Looking for the good in others is good for one's soul. Self-respect, self-love grows each time we openly acknowledge another's admirable qualities. Comparisons we make of ourselves with others, focusing on how we fail to measure up (another woman is prettier, thinner, more intelligent, has a better sense of humor, attracts people, and on and on) is a common experience. And we come away from the comparison feeling generally inadequate and unloving toward the other woman.
It is a spiritual truth that our love for and praise of others will improve our own self-image. It will rub off on us, so-to-speak. An improved self-image diminishes whatever bad qualities one has imagined.
Praise softens. Criticism hardens. We can become all that we want to become. We can draw the love of others to us as we more willingly offer love and praise. We have an opportunity to help one another as we help ourselves grow in the self-love that is so necessary to the successful living of each day.
I will see the good points in others today. And I will give praise.
From Each Day a New Beginning: Daily Meditations for Women by Karen Casey ©
Ousting the Green Demon___Victory over Jealousy.

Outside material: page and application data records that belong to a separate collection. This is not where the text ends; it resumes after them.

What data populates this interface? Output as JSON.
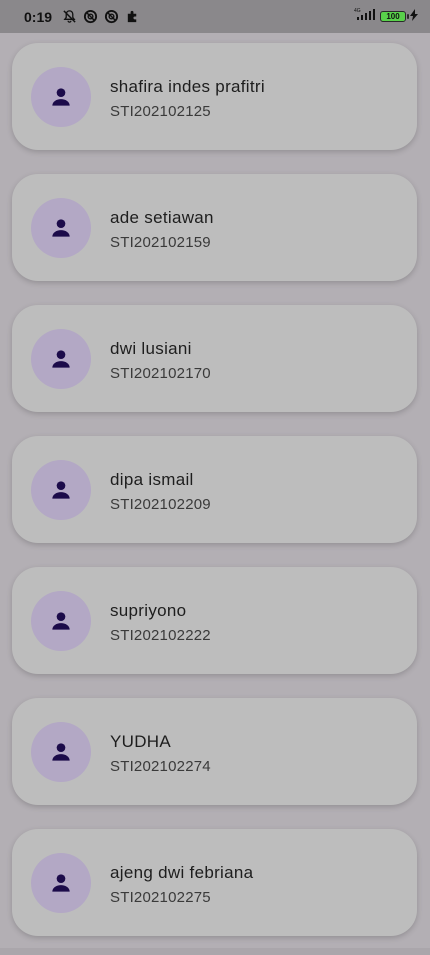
{
  "status_bar": {
    "time": "0:19",
    "battery": "100",
    "left_icons": [
      "notifications-off-icon",
      "blocked-icon",
      "blocked-icon",
      "puzzle-icon"
    ],
    "right_icons": [
      "signal-4g-icon",
      "battery-icon",
      "charging-bolt-icon"
    ]
  },
  "students": [
    {
      "name": "shafira indes prafitri",
      "nim": "STI202102125"
    },
    {
      "name": "ade setiawan",
      "nim": "STI202102159"
    },
    {
      "name": "dwi lusiani",
      "nim": "STI202102170"
    },
    {
      "name": "dipa ismail",
      "nim": "STI202102209"
    },
    {
      "name": "supriyono",
      "nim": "STI202102222"
    },
    {
      "name": "YUDHA",
      "nim": "STI202102274"
    },
    {
      "name": "ajeng dwi febriana",
      "nim": "STI202102275"
    }
  ],
  "colors": {
    "card": "#bdbdbd",
    "avatar_bg": "#b3a8c5",
    "avatar_icon": "#1c0b4a",
    "background": "#b3afb4"
  }
}
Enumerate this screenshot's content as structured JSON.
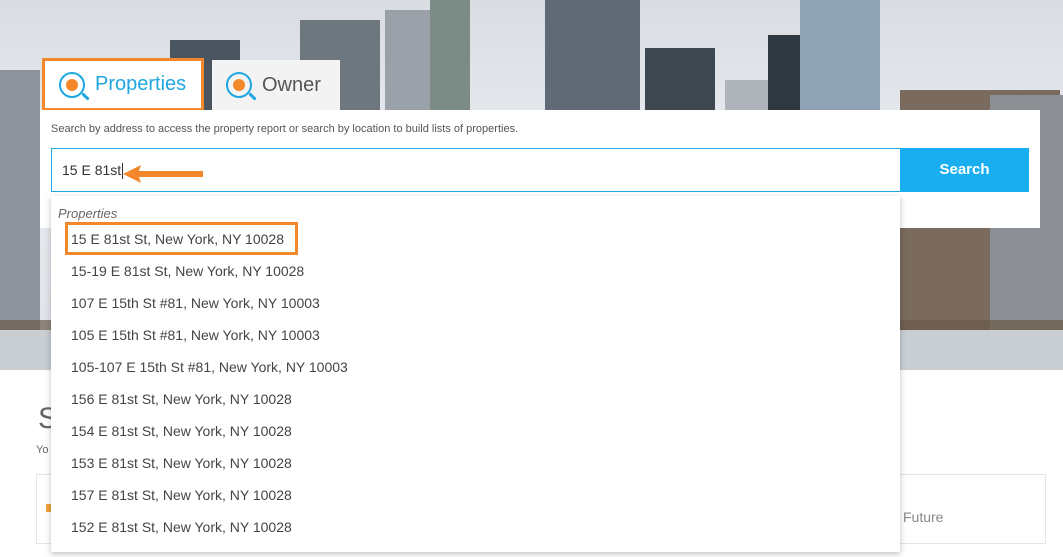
{
  "tabs": [
    {
      "label": "Properties",
      "active": true,
      "icon": "home-search-icon"
    },
    {
      "label": "Owner",
      "active": false,
      "icon": "person-search-icon"
    }
  ],
  "search": {
    "hint": "Search by address to access the property report or search by location to build lists of properties.",
    "value": "15 E 81st",
    "button_label": "Search"
  },
  "dropdown": {
    "group_label": "Properties",
    "items": [
      "15 E 81st St, New York, NY 10028",
      "15-19 E 81st St, New York, NY 10028",
      "107 E 15th St #81, New York, NY 10003",
      "105 E 15th St #81, New York, NY 10003",
      "105-107 E 15th St #81, New York, NY 10003",
      "156 E 81st St, New York, NY 10028",
      "154 E 81st St, New York, NY 10028",
      "153 E 81st St, New York, NY 10028",
      "157 E 81st St, New York, NY 10028",
      "152 E 81st St, New York, NY 10028"
    ]
  },
  "background": {
    "heading": "S",
    "subtext": "Yo",
    "future_label": "Future"
  },
  "colors": {
    "accent_blue": "#18aef0",
    "annotation_orange": "#f2882b"
  }
}
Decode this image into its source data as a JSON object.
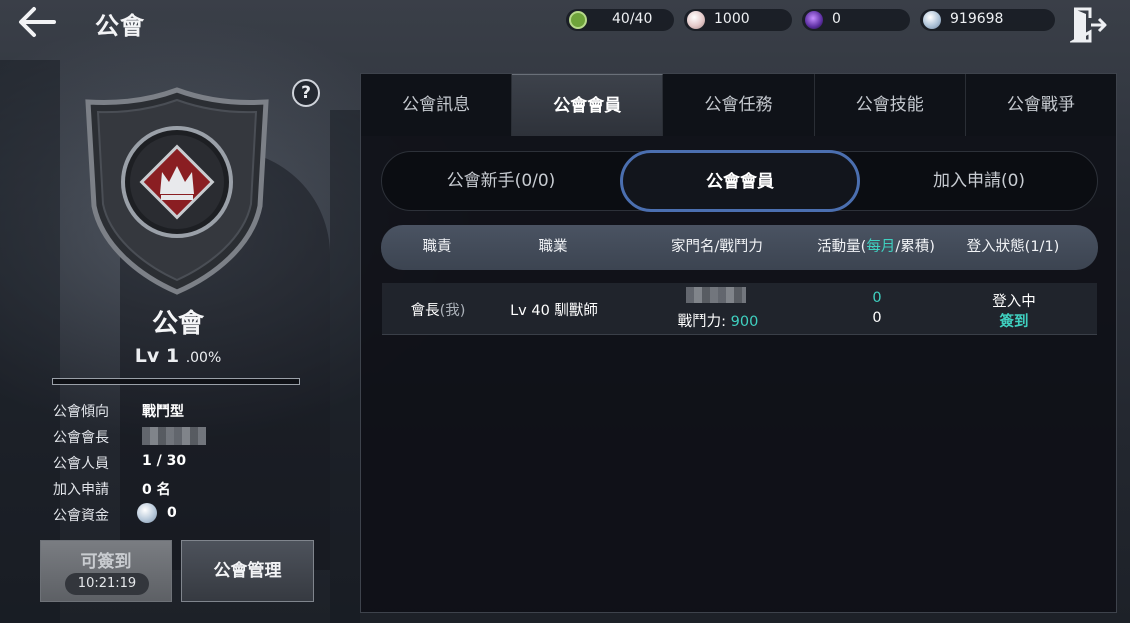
{
  "header": {
    "title": "公會",
    "resources": [
      {
        "icon": "stamina-icon",
        "value": "40/40"
      },
      {
        "icon": "pearl-icon",
        "value": "1000"
      },
      {
        "icon": "purple-gem-icon",
        "value": "0"
      },
      {
        "icon": "silver-coin-icon",
        "value": "919698"
      }
    ]
  },
  "guild": {
    "name": "公會",
    "level": "Lv 1",
    "level_pct": ".00%",
    "exp_fraction": 0.0,
    "info": [
      {
        "label": "公會傾向",
        "value": "戰鬥型"
      },
      {
        "label": "公會會長",
        "value": ""
      },
      {
        "label": "公會人員",
        "value": "1 / 30"
      },
      {
        "label": "加入申請",
        "value": "0 名"
      },
      {
        "label": "公會資金",
        "value": "0"
      }
    ],
    "checkin_label": "可簽到",
    "checkin_timer": "10:21:19",
    "manage_label": "公會管理"
  },
  "tabs": [
    "公會訊息",
    "公會會員",
    "公會任務",
    "公會技能",
    "公會戰爭"
  ],
  "active_tab": "公會會員",
  "subtabs": [
    "公會新手(0/0)",
    "公會會員",
    "加入申請(0)"
  ],
  "table": {
    "headers": {
      "role": "職責",
      "class": "職業",
      "family": "家門名/戰鬥力",
      "activity_prefix": "活動量(",
      "activity_monthly": "每月",
      "activity_suffix": "/累積)",
      "login": "登入狀態(1/1)"
    },
    "rows": [
      {
        "role": "會長",
        "role_me": "(我)",
        "class": "Lv 40 馴獸師",
        "power_label": "戰鬥力: ",
        "power_value": "900",
        "activity_monthly": "0",
        "activity_total": "0",
        "login_status": "登入中",
        "checkin_status": "簽到"
      }
    ]
  },
  "colors": {
    "accent_teal": "#3fd0c0",
    "active_subtab_border": "#4b6fb0"
  }
}
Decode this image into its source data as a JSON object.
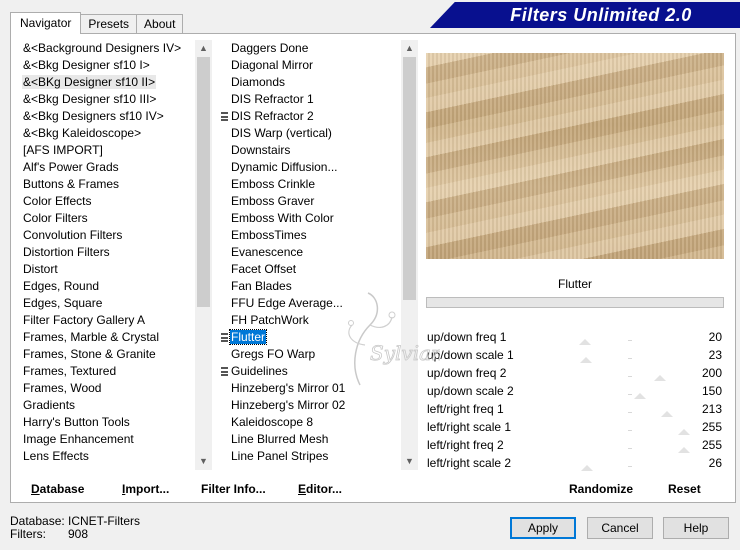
{
  "tabs": [
    {
      "label": "Navigator",
      "active": true
    },
    {
      "label": "Presets",
      "active": false
    },
    {
      "label": "About",
      "active": false
    }
  ],
  "title": "Filters Unlimited 2.0",
  "categories": [
    "&<Background Designers IV>",
    "&<Bkg Designer sf10 I>",
    "&<BKg Designer sf10 II>",
    "&<Bkg Designer sf10 III>",
    "&<Bkg Designers sf10 IV>",
    "&<Bkg Kaleidoscope>",
    "[AFS IMPORT]",
    "Alf's Power Grads",
    "Buttons & Frames",
    "Color Effects",
    "Color Filters",
    "Convolution Filters",
    "Distortion Filters",
    "Distort",
    "Edges, Round",
    "Edges, Square",
    "Filter Factory Gallery A",
    "Frames, Marble & Crystal",
    "Frames, Stone & Granite",
    "Frames, Textured",
    "Frames, Wood",
    "Gradients",
    "Harry's Button Tools",
    "Image Enhancement",
    "Lens Effects"
  ],
  "highlighted_category_index": 2,
  "filters": [
    {
      "label": "Daggers Done",
      "mark": false
    },
    {
      "label": "Diagonal Mirror",
      "mark": false
    },
    {
      "label": "Diamonds",
      "mark": false
    },
    {
      "label": "DIS Refractor 1",
      "mark": false
    },
    {
      "label": "DIS Refractor 2",
      "mark": true
    },
    {
      "label": "DIS Warp (vertical)",
      "mark": false
    },
    {
      "label": "Downstairs",
      "mark": false
    },
    {
      "label": "Dynamic Diffusion...",
      "mark": false
    },
    {
      "label": "Emboss Crinkle",
      "mark": false
    },
    {
      "label": "Emboss Graver",
      "mark": false
    },
    {
      "label": "Emboss With Color",
      "mark": false
    },
    {
      "label": "EmbossTimes",
      "mark": false
    },
    {
      "label": "Evanescence",
      "mark": false
    },
    {
      "label": "Facet Offset",
      "mark": false
    },
    {
      "label": "Fan Blades",
      "mark": false
    },
    {
      "label": "FFU Edge Average...",
      "mark": false
    },
    {
      "label": "FH PatchWork",
      "mark": false
    },
    {
      "label": "Flutter",
      "mark": true
    },
    {
      "label": "Gregs FO Warp",
      "mark": false
    },
    {
      "label": "Guidelines",
      "mark": true
    },
    {
      "label": "Hinzeberg's Mirror 01",
      "mark": false
    },
    {
      "label": "Hinzeberg's Mirror 02",
      "mark": false
    },
    {
      "label": "Kaleidoscope 8",
      "mark": false
    },
    {
      "label": "Line Blurred Mesh",
      "mark": false
    },
    {
      "label": "Line Panel Stripes",
      "mark": false
    }
  ],
  "selected_filter_index": 17,
  "filter_name": "Flutter",
  "params": [
    {
      "label": "up/down freq 1",
      "value": "20",
      "level": 0.08
    },
    {
      "label": "up/down scale 1",
      "value": "23",
      "level": 0.09
    },
    {
      "label": "up/down freq 2",
      "value": "200",
      "level": 0.78
    },
    {
      "label": "up/down scale 2",
      "value": "150",
      "level": 0.59
    },
    {
      "label": "left/right freq 1",
      "value": "213",
      "level": 0.84
    },
    {
      "label": "left/right scale 1",
      "value": "255",
      "level": 1.0
    },
    {
      "label": "left/right freq 2",
      "value": "255",
      "level": 1.0
    },
    {
      "label": "left/right scale 2",
      "value": "26",
      "level": 0.1
    }
  ],
  "left_buttons": [
    {
      "name": "database-button",
      "label": "Database",
      "underline": "D",
      "rest": "atabase"
    },
    {
      "name": "import-button",
      "label": "Import...",
      "underline": "I",
      "rest": "mport..."
    },
    {
      "name": "filter-info-button",
      "label": "Filter Info...",
      "underline": "",
      "rest": "Filter Info..."
    },
    {
      "name": "editor-button",
      "label": "Editor...",
      "underline": "E",
      "rest": "ditor..."
    }
  ],
  "randomize_label": "Randomize",
  "reset_label": "Reset",
  "status": {
    "database_key": "Database:",
    "database_value": "ICNET-Filters",
    "filters_key": "Filters:",
    "filters_value": "908"
  },
  "buttons": {
    "apply": "Apply",
    "cancel": "Cancel",
    "help": "Help"
  },
  "watermark_text": "Sylviane"
}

We hear of successful people who drop their old friends after moving up the ladder. Maybe, however, it wasn't their choice. Maybe they were driven to do so because their friend's jealousy made the friendship unworkable. We have little trouble accepting a stranger's good fortune; it's a different feeling, however, when friends and co-workers move ahead of us.
If the green demon of jealousy strikes during the day, we can come to terms with it in several ways. First, accept no guilt that it happens, because jealousy is part of the human condition. Next, depersonalize it by remembering that good fortune comes to all people in various ways. Then check your own gratitude level to make sure that it hasn't been sinking. This serves as a reminder that there's no shortage of the things that really make for happiness and personal well-being in life.

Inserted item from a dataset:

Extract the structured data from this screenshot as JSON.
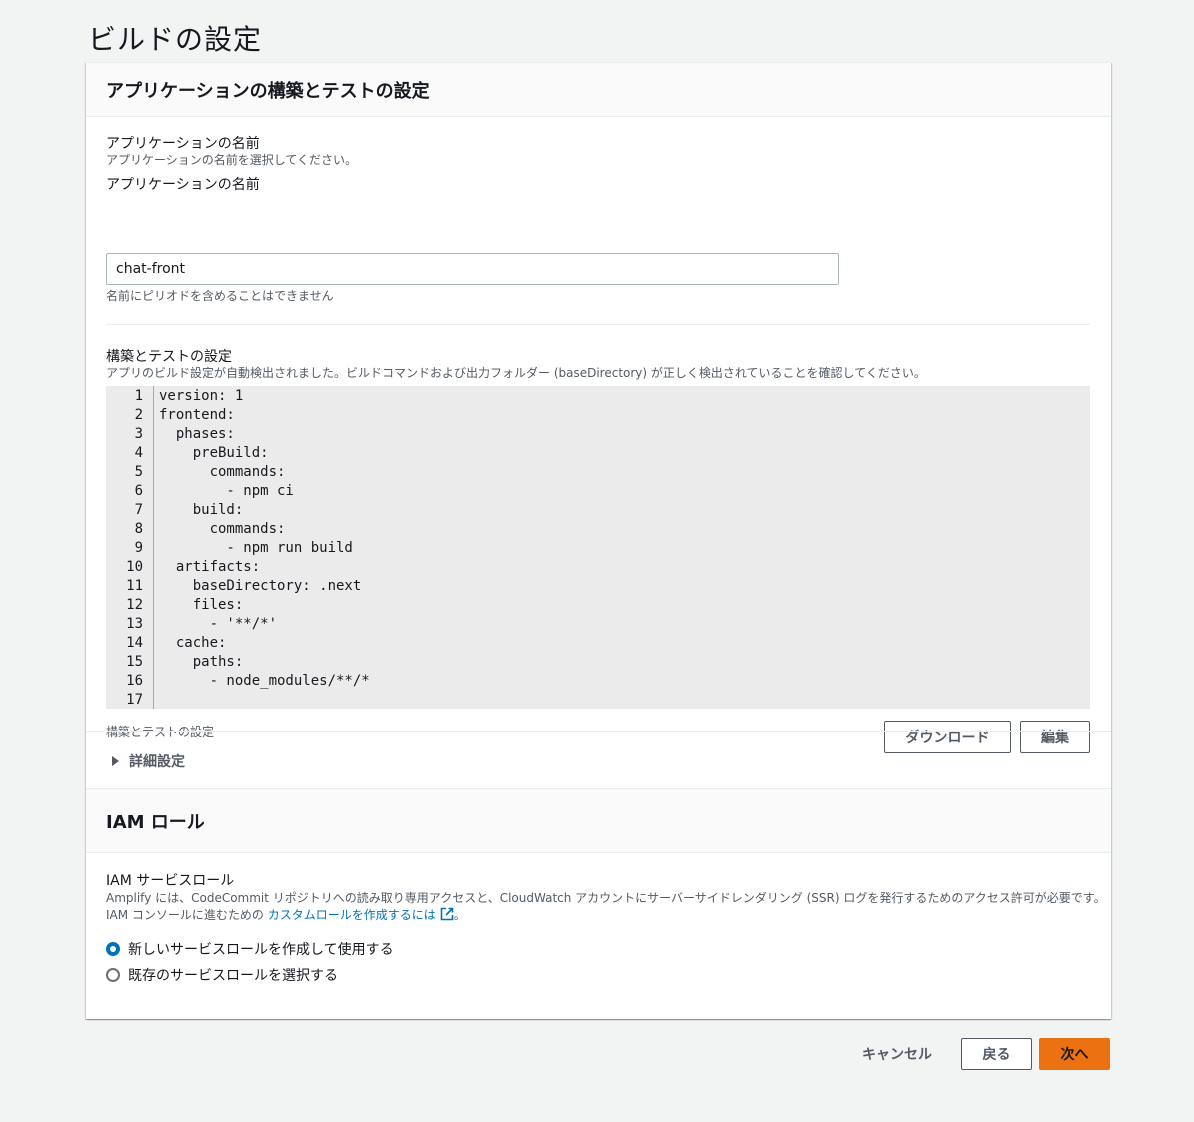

A friend of mine told me about going to see the Statue of Liberty
on a field trip with his grammar school class.
He said that as they walked up the long spiral staircase,
they all held hands in a line.
He couldn't see the person at the beginning or the end of the line, but he felt safe.
He knew he was connected to the rest of his schoolmates.
That's the way it is in AA. We can't see the people at the beginning of the line
or the end of the line.
But we know they're there -- and we know we're safe.
- Thanks For Sharing, p. 194
Thought to Ponder . . .
Take the first step in faith.
You don't have to see the whole staircase, just take the first step.
AA-related 'Alconym' . . .
A A = Adventurers Anonymous.